Raiganj Lok Sabha seat based in Uttar Dinajpur was once the stronghold of INC stalwart Late Priya Ranjan Dashmunsi. Like Murshidabad and Malda this is a minority dominated district which shares an international border with Bangladesh and state border with Bihar. In 2014 Left front candidate Md. Salim won this seat by a wafer thin majority (1356 votes to be precise) against INC candidate Deepa Dashmunsi (wife of L/O Priya Ranjan Dashmunsi) (Refer table 13 for Lok Sabha figures)
Table13– Vote share for respective parties in 2014 Lok Sabha Elections
Post 2014 AITC reworked on their organization and in 2016 Assembly elections they had 32.1% vote share in this Lok Sabha seat (if all 7 assembly segments for this Lok Sabha are aggregated). This is further witnessed when panchayat election results came out with AITC sweeping seats across the 3-tier system (Refer table 14 for Panchayat figures)
Table14 –Party wise results in 2018 Panchayat Elections for Uttar Dinajpur
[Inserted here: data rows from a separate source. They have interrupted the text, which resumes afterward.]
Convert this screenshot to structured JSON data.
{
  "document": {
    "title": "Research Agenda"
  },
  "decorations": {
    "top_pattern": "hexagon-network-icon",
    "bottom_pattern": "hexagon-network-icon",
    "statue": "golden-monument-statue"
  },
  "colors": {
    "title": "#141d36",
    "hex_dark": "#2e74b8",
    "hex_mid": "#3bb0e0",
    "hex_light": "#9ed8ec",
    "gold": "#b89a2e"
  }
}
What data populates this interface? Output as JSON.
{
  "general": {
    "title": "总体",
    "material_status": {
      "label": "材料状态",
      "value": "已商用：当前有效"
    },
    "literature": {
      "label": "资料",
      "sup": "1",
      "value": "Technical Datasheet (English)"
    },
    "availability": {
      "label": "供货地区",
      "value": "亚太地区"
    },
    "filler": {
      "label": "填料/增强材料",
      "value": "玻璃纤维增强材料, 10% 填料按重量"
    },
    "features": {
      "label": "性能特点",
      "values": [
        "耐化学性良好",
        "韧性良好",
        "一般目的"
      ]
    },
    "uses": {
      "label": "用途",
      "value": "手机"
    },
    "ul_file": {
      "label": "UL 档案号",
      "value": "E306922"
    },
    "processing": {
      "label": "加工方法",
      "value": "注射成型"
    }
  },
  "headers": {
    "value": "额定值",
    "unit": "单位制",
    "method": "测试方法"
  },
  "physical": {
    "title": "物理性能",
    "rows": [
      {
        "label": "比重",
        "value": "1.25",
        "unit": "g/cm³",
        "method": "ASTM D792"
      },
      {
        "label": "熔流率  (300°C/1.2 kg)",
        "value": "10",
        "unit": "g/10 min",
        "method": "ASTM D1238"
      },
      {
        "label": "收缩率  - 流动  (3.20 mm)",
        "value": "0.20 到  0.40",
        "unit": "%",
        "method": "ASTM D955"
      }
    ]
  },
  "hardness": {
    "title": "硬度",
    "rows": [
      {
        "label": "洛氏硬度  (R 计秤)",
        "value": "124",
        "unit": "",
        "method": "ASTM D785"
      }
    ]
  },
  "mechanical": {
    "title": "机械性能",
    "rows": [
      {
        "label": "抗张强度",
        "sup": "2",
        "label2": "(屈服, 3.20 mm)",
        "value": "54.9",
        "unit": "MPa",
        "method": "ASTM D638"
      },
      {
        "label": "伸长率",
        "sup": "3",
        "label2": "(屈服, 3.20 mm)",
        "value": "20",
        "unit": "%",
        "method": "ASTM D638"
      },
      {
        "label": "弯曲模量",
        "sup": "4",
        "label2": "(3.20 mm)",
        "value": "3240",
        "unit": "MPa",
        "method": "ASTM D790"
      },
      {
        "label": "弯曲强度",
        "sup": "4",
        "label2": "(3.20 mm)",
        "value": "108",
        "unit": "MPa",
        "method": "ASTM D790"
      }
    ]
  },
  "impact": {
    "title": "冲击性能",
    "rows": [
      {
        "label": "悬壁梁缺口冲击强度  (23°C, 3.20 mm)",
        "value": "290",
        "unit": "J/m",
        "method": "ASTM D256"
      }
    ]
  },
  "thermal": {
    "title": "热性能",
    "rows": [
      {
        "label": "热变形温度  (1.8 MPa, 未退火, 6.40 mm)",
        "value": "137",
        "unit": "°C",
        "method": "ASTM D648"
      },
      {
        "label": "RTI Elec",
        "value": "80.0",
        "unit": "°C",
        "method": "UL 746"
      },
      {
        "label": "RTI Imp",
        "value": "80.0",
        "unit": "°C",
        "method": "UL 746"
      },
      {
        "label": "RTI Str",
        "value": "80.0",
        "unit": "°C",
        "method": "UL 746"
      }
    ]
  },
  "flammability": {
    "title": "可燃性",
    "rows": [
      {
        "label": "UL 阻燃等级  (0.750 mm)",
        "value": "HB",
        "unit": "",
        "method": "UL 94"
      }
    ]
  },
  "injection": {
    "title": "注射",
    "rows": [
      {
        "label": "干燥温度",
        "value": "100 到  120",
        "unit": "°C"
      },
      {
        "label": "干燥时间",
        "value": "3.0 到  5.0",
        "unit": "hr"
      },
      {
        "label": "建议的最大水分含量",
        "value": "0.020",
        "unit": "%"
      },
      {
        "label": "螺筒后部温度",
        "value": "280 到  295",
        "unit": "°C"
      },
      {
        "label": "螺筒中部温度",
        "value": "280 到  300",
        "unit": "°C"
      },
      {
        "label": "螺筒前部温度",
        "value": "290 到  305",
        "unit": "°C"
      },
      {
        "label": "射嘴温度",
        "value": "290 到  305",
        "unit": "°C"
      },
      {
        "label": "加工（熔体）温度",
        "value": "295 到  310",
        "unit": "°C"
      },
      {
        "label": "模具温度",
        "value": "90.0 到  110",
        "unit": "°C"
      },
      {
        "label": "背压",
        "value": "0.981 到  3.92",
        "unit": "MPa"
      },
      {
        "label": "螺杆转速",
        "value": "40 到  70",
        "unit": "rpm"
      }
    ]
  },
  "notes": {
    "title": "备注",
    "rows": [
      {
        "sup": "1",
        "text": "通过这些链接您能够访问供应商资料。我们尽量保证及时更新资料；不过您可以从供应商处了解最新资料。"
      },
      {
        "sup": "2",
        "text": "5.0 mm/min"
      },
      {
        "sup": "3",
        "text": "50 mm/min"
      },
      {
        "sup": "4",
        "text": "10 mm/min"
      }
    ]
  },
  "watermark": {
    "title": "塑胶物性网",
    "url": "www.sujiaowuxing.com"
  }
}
But post panchayat elections certain ground level developments have taken place – Ex AITC minister Abdul Karim Chowdhury representing Islampur who left the party after 2016 assembly defeat to INC K. L. Agarwal (who has now jumped ship to AITC) has floated his own outfit and is likely to contest as independent supported by BJP.
Around September 2018 Daribhit school incident happened where 2 school children died due to alleged police firing and BJP has been trying to use this incident to drive anti government sentiment around this region (https://indianexpress.com/article/cities/kolkata/west-bengal-students-clash-with-police-north-dinajpur-school-5367166/). Now with the Muslim vote liable to split in 4 directions – AITC, Left, INC and for Abdul Chowdhury followed with the possible consolidation of Hindu votes behind BJP equations will change big time; if Scenario 1 (all 4 parties contest separately) plays out then we can witness tough fight between – AITC vs. INC vs. Left vs. BJP with slight edge to AITC
However in case of Scenario 2 (INC + Left alliance) or Scenario 3 (INC+ AITC alliance) Congress will win this seat.
Some recent developments have taken place where AITC has suspended 2 MP from their party – Soumitra Khaa from Bishnupur who has gone ahead and joined BJP and Anupam Hazra from Bolpur. Now these MP are in no way mass leaders and their movement away from AITC is unlikely to harm them since the victory they had in 2014 was primarily due to the organizational strength.